• Exercise brief:
Leave the pictures out and repeat the rest of the data below exactly.

Page and application data records:
========================================================================
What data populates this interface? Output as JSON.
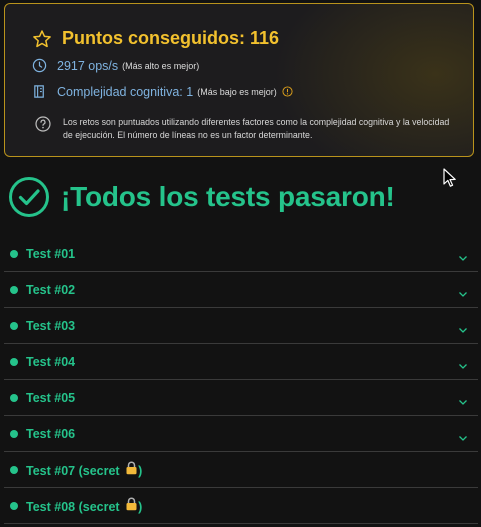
{
  "score": {
    "title": "Puntos conseguidos: 116",
    "ops_value": "2917 ops/s",
    "ops_note": "(Más alto es mejor)",
    "complexity_value": "Complejidad cognitiva: 1",
    "complexity_note": "(Más bajo es mejor)",
    "info_text": "Los retos son puntuados utilizando diferentes factores como la complejidad cognitiva y la velocidad de ejecución. El número de líneas no es un factor determinante."
  },
  "result": {
    "title": "¡Todos los tests pasaron!"
  },
  "tests": [
    {
      "label": "Test #01",
      "secret": false
    },
    {
      "label": "Test #02",
      "secret": false
    },
    {
      "label": "Test #03",
      "secret": false
    },
    {
      "label": "Test #04",
      "secret": false
    },
    {
      "label": "Test #05",
      "secret": false
    },
    {
      "label": "Test #06",
      "secret": false
    },
    {
      "label": "Test #07 (secret",
      "secret": true
    },
    {
      "label": "Test #08 (secret",
      "secret": true
    }
  ],
  "secret_suffix": ")",
  "colors": {
    "accent_gold": "#f2c12e",
    "success_green": "#25c38b",
    "stat_blue": "#7fb3e0"
  }
}
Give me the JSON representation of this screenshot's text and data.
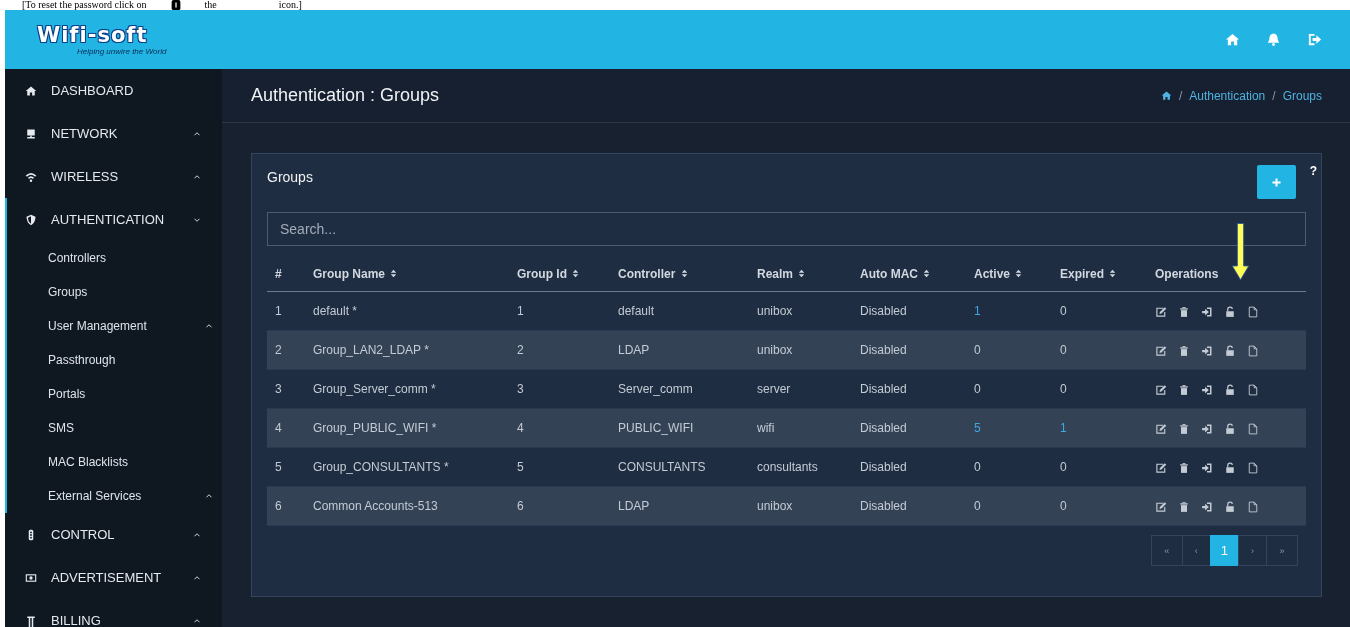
{
  "caption": {
    "before": "[To reset the password click on",
    "middle": "the",
    "after": "icon.]"
  },
  "header": {
    "logo": "Wifi-soft",
    "tagline": "Helping unwire the World"
  },
  "sidebar": {
    "items": [
      {
        "label": "DASHBOARD"
      },
      {
        "label": "NETWORK",
        "expanded": false
      },
      {
        "label": "WIRELESS",
        "expanded": false
      },
      {
        "label": "AUTHENTICATION",
        "expanded": true,
        "children": [
          {
            "label": "Controllers"
          },
          {
            "label": "Groups"
          },
          {
            "label": "User Management",
            "expanded": false
          },
          {
            "label": "Passthrough"
          },
          {
            "label": "Portals"
          },
          {
            "label": "SMS"
          },
          {
            "label": "MAC Blacklists"
          },
          {
            "label": "External Services",
            "expanded": false
          }
        ]
      },
      {
        "label": "CONTROL",
        "expanded": false
      },
      {
        "label": "ADVERTISEMENT",
        "expanded": false
      },
      {
        "label": "BILLING",
        "expanded": false
      }
    ]
  },
  "page": {
    "title": "Authentication : Groups",
    "breadcrumb": [
      {
        "kind": "separator",
        "text": "/"
      },
      {
        "kind": "link",
        "text": "Authentication"
      },
      {
        "kind": "separator",
        "text": "/"
      },
      {
        "kind": "link",
        "text": "Groups"
      }
    ]
  },
  "panel": {
    "title": "Groups",
    "help": "?",
    "search": {
      "placeholder": "Search..."
    },
    "table": {
      "columns": [
        {
          "label": "#",
          "sortable": false
        },
        {
          "label": "Group Name",
          "sortable": true
        },
        {
          "label": "Group Id",
          "sortable": true
        },
        {
          "label": "Controller",
          "sortable": true
        },
        {
          "label": "Realm",
          "sortable": true
        },
        {
          "label": "Auto MAC",
          "sortable": true
        },
        {
          "label": "Active",
          "sortable": true
        },
        {
          "label": "Expired",
          "sortable": true
        },
        {
          "label": "Operations",
          "sortable": false
        }
      ],
      "rows": [
        {
          "cells": [
            "1",
            "default *",
            "1",
            "default",
            "unibox",
            "Disabled"
          ],
          "active": {
            "text": "1",
            "link": true
          },
          "expired": {
            "text": "0",
            "link": false
          }
        },
        {
          "cells": [
            "2",
            "Group_LAN2_LDAP *",
            "2",
            "LDAP",
            "unibox",
            "Disabled"
          ],
          "active": {
            "text": "0",
            "link": false
          },
          "expired": {
            "text": "0",
            "link": false
          }
        },
        {
          "cells": [
            "3",
            "Group_Server_comm *",
            "3",
            "Server_comm",
            "server",
            "Disabled"
          ],
          "active": {
            "text": "0",
            "link": false
          },
          "expired": {
            "text": "0",
            "link": false
          }
        },
        {
          "cells": [
            "4",
            "Group_PUBLIC_WIFI *",
            "4",
            "PUBLIC_WIFI",
            "wifi",
            "Disabled"
          ],
          "active": {
            "text": "5",
            "link": true
          },
          "expired": {
            "text": "1",
            "link": true
          }
        },
        {
          "cells": [
            "5",
            "Group_CONSULTANTS *",
            "5",
            "CONSULTANTS",
            "consultants",
            "Disabled"
          ],
          "active": {
            "text": "0",
            "link": false
          },
          "expired": {
            "text": "0",
            "link": false
          }
        },
        {
          "cells": [
            "6",
            "Common Accounts-513",
            "6",
            "LDAP",
            "unibox",
            "Disabled"
          ],
          "active": {
            "text": "0",
            "link": false
          },
          "expired": {
            "text": "0",
            "link": false
          }
        }
      ]
    },
    "pagination": [
      {
        "label": "«",
        "kind": "first",
        "selected": false
      },
      {
        "label": "‹",
        "kind": "prev",
        "selected": false
      },
      {
        "label": "1",
        "kind": "page",
        "selected": true
      },
      {
        "label": "›",
        "kind": "next",
        "selected": false
      },
      {
        "label": "»",
        "kind": "last",
        "selected": false
      }
    ]
  }
}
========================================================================
• Task answer:
What data populates this interface? Output as JSON.
{
  "score": {
    "title": "Puntos conseguidos: 116",
    "ops_value": "2917 ops/s",
    "ops_note": "(Más alto es mejor)",
    "complexity_value": "Complejidad cognitiva: 1",
    "complexity_note": "(Más bajo es mejor)",
    "info_text": "Los retos son puntuados utilizando diferentes factores como la complejidad cognitiva y la velocidad de ejecución. El número de líneas no es un factor determinante."
  },
  "result": {
    "title": "¡Todos los tests pasaron!"
  },
  "tests": [
    {
      "label": "Test #01",
      "secret": false
    },
    {
      "label": "Test #02",
      "secret": false
    },
    {
      "label": "Test #03",
      "secret": false
    },
    {
      "label": "Test #04",
      "secret": false
    },
    {
      "label": "Test #05",
      "secret": false
    },
    {
      "label": "Test #06",
      "secret": false
    },
    {
      "label": "Test #07 (secret",
      "secret": true
    },
    {
      "label": "Test #08 (secret",
      "secret": true
    }
  ],
  "secret_suffix": ")",
  "colors": {
    "accent_gold": "#f2c12e",
    "success_green": "#25c38b",
    "stat_blue": "#7fb3e0"
  }
}
Give me the JSON representation of this screenshot's text and data.
{
  "caption": {
    "before": "[To reset the password click on",
    "middle": "the",
    "after": "icon.]"
  },
  "header": {
    "logo": "Wifi-soft",
    "tagline": "Helping unwire the World"
  },
  "sidebar": {
    "items": [
      {
        "label": "DASHBOARD"
      },
      {
        "label": "NETWORK",
        "expanded": false
      },
      {
        "label": "WIRELESS",
        "expanded": false
      },
      {
        "label": "AUTHENTICATION",
        "expanded": true,
        "children": [
          {
            "label": "Controllers"
          },
          {
            "label": "Groups"
          },
          {
            "label": "User Management",
            "expanded": false
          },
          {
            "label": "Passthrough"
          },
          {
            "label": "Portals"
          },
          {
            "label": "SMS"
          },
          {
            "label": "MAC Blacklists"
          },
          {
            "label": "External Services",
            "expanded": false
          }
        ]
      },
      {
        "label": "CONTROL",
        "expanded": false
      },
      {
        "label": "ADVERTISEMENT",
        "expanded": false
      },
      {
        "label": "BILLING",
        "expanded": false
      }
    ]
  },
  "page": {
    "title": "Authentication : Groups",
    "breadcrumb": [
      {
        "kind": "separator",
        "text": "/"
      },
      {
        "kind": "link",
        "text": "Authentication"
      },
      {
        "kind": "separator",
        "text": "/"
      },
      {
        "kind": "link",
        "text": "Groups"
      }
    ]
  },
  "panel": {
    "title": "Groups",
    "help": "?",
    "search": {
      "placeholder": "Search..."
    },
    "table": {
      "columns": [
        {
          "label": "#",
          "sortable": false
        },
        {
          "label": "Group Name",
          "sortable": true
        },
        {
          "label": "Group Id",
          "sortable": true
        },
        {
          "label": "Controller",
          "sortable": true
        },
        {
          "label": "Realm",
          "sortable": true
        },
        {
          "label": "Auto MAC",
          "sortable": true
        },
        {
          "label": "Active",
          "sortable": true
        },
        {
          "label": "Expired",
          "sortable": true
        },
        {
          "label": "Operations",
          "sortable": false
        }
      ],
      "rows": [
        {
          "cells": [
            "1",
            "default *",
            "1",
            "default",
            "unibox",
            "Disabled"
          ],
          "active": {
            "text": "1",
            "link": true
          },
          "expired": {
            "text": "0",
            "link": false
          }
        },
        {
          "cells": [
            "2",
            "Group_LAN2_LDAP *",
            "2",
            "LDAP",
            "unibox",
            "Disabled"
          ],
          "active": {
            "text": "0",
            "link": false
          },
          "expired": {
            "text": "0",
            "link": false
          }
        },
        {
          "cells": [
            "3",
            "Group_Server_comm *",
            "3",
            "Server_comm",
            "server",
            "Disabled"
          ],
          "active": {
            "text": "0",
            "link": false
          },
          "expired": {
            "text": "0",
            "link": false
          }
        },
        {
          "cells": [
            "4",
            "Group_PUBLIC_WIFI *",
            "4",
            "PUBLIC_WIFI",
            "wifi",
            "Disabled"
          ],
          "active": {
            "text": "5",
            "link": true
          },
          "expired": {
            "text": "1",
            "link": true
          }
        },
        {
          "cells": [
            "5",
            "Group_CONSULTANTS *",
            "5",
            "CONSULTANTS",
            "consultants",
            "Disabled"
          ],
          "active": {
            "text": "0",
            "link": false
          },
          "expired": {
            "text": "0",
            "link": false
          }
        },
        {
          "cells": [
            "6",
            "Common Accounts-513",
            "6",
            "LDAP",
            "unibox",
            "Disabled"
          ],
          "active": {
            "text": "0",
            "link": false
          },
          "expired": {
            "text": "0",
            "link": false
          }
        }
      ]
    },
    "pagination": [
      {
        "label": "«",
        "kind": "first",
        "selected": false
      },
      {
        "label": "‹",
        "kind": "prev",
        "selected": false
      },
      {
        "label": "1",
        "kind": "page",
        "selected": true
      },
      {
        "label": "›",
        "kind": "next",
        "selected": false
      },
      {
        "label": "»",
        "kind": "last",
        "selected": false
      }
    ]
  }
}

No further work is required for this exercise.